Haptic-integrated Clinical Pronunciation Research and Teaching
Tuesday, December 4, 2012
Easing the pain of pronunciation work . . .
Clip art: Clker
With a little empathy, trust and T.L.C. apparently. According to 2011 research by Michigan State University researcher Sarinopoulos and colleagues, summarized by Science Daily, "The brain scans revealed those who had the patient-centered interview showed less activity in the anterior insula . . . and also self-reported less pain . . . a good first step that puts some scientific weight behind the case for empathizing with patients, getting to know them and building trust."
Clip art: Clker
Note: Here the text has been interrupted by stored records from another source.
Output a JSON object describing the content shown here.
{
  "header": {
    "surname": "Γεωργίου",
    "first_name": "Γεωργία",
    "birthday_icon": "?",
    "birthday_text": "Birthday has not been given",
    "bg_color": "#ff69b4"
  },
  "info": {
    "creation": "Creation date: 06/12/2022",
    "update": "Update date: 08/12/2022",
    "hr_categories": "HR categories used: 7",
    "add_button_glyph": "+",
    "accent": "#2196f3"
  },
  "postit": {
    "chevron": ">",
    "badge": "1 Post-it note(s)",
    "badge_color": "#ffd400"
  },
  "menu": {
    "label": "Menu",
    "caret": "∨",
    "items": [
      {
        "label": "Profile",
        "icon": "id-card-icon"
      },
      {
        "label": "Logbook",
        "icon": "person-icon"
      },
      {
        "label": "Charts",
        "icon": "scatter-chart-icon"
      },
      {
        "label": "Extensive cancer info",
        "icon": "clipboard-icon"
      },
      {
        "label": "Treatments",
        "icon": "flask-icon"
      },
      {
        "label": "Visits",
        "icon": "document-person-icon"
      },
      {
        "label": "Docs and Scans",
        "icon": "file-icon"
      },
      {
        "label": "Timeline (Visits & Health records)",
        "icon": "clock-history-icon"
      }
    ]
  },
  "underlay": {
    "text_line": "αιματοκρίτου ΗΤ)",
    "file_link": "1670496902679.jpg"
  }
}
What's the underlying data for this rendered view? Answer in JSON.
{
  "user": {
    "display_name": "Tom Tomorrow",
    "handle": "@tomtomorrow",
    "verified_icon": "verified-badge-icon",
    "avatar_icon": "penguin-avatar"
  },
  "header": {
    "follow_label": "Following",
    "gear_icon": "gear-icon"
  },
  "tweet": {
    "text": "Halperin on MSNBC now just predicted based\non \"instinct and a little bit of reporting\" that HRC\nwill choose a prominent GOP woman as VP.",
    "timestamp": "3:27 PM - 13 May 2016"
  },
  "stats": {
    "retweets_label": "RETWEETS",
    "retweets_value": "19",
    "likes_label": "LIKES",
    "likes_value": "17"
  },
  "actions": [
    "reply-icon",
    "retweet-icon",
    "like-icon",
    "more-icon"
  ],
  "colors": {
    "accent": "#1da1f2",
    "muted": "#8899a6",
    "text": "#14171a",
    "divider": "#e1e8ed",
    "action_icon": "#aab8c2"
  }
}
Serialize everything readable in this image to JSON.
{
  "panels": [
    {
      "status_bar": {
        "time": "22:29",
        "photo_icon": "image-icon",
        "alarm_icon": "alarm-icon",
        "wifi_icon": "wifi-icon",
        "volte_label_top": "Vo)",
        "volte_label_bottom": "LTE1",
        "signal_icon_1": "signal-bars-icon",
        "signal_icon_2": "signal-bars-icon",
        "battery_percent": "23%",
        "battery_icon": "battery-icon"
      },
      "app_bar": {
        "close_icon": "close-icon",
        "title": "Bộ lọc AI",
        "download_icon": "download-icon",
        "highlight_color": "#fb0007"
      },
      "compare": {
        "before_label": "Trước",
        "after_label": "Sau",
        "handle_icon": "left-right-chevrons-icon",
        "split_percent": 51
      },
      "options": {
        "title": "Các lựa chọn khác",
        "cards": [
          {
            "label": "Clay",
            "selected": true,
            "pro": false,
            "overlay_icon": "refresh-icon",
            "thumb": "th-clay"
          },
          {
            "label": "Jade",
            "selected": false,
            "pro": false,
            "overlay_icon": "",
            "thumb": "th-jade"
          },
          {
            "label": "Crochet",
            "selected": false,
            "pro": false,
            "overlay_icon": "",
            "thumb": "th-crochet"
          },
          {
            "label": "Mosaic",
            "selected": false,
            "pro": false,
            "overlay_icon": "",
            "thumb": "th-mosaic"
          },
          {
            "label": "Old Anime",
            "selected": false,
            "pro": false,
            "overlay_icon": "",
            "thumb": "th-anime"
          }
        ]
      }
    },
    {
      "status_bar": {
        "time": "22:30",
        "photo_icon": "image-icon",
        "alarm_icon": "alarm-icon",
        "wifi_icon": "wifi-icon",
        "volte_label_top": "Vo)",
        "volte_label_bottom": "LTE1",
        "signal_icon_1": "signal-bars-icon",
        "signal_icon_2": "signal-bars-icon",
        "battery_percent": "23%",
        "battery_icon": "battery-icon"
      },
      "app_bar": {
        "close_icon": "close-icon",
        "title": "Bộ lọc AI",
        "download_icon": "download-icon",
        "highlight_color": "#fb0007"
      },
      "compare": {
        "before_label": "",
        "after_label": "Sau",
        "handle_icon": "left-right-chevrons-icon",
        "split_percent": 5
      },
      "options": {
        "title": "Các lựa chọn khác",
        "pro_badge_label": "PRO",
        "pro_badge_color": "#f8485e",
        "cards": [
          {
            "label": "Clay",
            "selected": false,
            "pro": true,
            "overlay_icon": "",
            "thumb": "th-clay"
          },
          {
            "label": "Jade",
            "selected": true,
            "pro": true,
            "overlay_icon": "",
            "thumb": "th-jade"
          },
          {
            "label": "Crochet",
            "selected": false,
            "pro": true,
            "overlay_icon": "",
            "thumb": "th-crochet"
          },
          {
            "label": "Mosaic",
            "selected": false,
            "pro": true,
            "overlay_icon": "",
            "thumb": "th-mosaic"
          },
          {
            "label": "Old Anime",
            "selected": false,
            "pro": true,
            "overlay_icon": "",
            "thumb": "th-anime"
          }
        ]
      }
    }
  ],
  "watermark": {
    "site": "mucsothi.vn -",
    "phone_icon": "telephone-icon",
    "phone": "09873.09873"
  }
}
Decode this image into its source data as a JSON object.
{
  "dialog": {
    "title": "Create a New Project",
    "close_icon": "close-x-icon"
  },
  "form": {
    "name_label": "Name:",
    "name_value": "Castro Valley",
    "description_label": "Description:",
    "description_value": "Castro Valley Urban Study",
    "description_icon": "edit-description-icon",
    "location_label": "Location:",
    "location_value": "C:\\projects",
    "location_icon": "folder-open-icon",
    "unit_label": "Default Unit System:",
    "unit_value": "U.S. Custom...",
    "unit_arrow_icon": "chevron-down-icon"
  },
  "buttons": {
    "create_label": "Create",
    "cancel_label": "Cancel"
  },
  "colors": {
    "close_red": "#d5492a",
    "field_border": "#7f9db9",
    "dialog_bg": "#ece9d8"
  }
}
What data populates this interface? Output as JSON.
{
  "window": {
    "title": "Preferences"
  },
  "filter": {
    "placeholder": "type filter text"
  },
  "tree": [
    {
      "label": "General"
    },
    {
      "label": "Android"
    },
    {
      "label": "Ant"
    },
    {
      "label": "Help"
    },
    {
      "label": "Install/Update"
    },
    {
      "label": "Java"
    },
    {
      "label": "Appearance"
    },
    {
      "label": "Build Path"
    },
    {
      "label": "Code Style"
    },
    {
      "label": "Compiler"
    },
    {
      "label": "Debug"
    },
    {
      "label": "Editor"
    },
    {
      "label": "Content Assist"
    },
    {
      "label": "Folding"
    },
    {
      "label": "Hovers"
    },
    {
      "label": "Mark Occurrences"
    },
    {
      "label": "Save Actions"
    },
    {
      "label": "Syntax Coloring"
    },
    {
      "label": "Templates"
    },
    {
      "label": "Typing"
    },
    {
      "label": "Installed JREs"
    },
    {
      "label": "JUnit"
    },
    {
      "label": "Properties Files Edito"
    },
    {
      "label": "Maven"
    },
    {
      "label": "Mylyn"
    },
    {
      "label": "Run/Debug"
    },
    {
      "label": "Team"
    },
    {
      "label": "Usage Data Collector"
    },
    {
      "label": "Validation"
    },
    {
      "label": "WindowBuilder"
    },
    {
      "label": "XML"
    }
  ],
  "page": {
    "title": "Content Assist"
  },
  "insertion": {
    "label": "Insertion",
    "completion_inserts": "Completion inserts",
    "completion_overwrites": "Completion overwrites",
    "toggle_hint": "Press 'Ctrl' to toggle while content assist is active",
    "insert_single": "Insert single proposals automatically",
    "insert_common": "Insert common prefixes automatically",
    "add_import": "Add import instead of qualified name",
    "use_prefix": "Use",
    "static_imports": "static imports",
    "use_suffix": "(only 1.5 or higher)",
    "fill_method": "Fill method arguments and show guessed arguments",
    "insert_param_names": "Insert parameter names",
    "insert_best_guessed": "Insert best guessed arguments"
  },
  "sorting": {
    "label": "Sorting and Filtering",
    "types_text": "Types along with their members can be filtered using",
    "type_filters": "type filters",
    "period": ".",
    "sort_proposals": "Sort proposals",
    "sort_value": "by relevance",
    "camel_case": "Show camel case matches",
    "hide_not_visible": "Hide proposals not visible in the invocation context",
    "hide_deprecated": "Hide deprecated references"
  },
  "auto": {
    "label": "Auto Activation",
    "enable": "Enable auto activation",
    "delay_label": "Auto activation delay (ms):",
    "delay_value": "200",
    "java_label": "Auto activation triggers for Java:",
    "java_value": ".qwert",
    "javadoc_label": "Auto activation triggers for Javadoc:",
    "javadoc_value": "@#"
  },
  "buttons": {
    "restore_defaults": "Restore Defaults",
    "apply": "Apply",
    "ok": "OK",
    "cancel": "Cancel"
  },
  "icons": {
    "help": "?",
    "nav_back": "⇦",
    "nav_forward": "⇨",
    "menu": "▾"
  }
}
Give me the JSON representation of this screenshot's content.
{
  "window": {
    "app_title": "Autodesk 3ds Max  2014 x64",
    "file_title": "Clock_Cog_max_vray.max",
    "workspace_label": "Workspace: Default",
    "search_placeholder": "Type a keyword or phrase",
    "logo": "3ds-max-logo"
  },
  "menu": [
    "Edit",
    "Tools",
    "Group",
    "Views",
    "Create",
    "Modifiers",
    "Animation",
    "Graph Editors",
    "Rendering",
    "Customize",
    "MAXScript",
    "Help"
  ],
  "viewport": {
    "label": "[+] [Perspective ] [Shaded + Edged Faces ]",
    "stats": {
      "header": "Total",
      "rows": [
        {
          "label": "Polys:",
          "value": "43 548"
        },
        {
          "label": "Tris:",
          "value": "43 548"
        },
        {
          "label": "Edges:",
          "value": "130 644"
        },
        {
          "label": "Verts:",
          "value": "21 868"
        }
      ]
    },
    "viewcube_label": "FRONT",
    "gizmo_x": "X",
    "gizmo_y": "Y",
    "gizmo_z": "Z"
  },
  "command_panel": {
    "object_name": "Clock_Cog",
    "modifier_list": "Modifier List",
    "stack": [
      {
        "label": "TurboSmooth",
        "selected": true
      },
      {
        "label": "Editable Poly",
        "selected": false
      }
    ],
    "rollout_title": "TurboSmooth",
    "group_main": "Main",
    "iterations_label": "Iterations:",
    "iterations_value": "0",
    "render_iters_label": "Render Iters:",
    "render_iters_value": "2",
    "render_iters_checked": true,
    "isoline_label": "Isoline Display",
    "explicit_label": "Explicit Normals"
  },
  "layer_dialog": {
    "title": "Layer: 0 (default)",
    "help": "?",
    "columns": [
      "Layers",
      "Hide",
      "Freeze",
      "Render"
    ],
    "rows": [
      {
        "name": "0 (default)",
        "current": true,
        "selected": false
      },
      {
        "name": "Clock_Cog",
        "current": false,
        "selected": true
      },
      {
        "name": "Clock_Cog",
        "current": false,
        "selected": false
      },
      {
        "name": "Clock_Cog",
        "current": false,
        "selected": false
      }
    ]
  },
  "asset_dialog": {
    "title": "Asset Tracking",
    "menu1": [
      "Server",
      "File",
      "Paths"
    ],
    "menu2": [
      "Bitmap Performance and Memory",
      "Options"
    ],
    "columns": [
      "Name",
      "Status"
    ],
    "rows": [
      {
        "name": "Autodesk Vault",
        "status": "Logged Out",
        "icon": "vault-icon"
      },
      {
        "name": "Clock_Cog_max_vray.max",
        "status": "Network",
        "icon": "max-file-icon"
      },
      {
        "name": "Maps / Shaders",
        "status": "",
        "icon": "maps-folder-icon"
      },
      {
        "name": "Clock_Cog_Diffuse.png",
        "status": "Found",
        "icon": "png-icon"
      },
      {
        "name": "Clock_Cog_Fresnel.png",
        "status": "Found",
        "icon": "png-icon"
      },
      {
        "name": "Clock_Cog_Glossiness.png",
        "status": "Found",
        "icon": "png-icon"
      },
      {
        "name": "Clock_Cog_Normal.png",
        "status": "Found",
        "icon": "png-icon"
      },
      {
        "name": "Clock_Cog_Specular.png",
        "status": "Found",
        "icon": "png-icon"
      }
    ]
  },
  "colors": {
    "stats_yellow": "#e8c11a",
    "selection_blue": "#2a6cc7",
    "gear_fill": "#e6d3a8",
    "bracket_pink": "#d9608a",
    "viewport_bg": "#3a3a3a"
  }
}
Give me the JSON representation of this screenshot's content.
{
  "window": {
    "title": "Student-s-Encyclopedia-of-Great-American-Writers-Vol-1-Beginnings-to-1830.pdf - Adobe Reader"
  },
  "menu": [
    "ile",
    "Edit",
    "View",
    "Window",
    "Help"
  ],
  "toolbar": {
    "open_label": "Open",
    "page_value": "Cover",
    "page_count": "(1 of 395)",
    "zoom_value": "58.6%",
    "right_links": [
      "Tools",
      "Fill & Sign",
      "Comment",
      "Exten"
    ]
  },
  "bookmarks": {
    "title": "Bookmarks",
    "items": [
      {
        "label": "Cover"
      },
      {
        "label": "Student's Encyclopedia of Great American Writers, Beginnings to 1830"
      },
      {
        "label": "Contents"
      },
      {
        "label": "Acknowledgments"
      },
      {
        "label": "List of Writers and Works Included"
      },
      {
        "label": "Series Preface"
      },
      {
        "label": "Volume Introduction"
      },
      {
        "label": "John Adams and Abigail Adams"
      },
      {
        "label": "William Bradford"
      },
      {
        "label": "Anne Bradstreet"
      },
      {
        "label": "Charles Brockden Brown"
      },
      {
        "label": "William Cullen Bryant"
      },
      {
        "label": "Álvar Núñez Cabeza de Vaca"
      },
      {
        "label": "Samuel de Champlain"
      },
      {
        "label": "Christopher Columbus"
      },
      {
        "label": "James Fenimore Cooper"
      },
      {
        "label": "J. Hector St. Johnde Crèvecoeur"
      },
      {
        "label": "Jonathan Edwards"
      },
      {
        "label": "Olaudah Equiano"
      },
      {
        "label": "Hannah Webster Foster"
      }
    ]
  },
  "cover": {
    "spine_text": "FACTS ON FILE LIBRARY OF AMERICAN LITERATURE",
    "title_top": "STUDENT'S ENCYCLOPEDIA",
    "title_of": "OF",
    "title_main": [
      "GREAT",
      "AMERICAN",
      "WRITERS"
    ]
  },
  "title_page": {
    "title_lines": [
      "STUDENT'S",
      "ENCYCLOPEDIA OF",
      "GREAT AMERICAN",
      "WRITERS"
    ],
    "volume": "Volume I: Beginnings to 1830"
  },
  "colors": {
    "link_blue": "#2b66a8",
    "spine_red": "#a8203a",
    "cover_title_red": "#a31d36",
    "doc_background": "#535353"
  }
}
Several earlier posts have addressed the critical importance of trust in getting learners to (quite literally) step out of their comfort zones in mirroring the pedagogical movement patterns or gestures of kinaesthetic learning, in general, and haptic-integration in particular. Empathy is perhaps the key to achieving and maintaining that working relationship in the classroom. And one of the most important ways that empathy is signaled, of course, is with . . . synchronized body movement and its impact on brain waves.
A number of studies have also investigated the link between empathy and learning pronunciation, for example, a 1980 study by Guiora, Acton, Erard, and Strickland, that found that a valium-induced empathy-like state in native English speaking undergraduates resulted in significantly enhanced ability to repeat impossibly difficult phrases in Thai. (Trust me on that one!)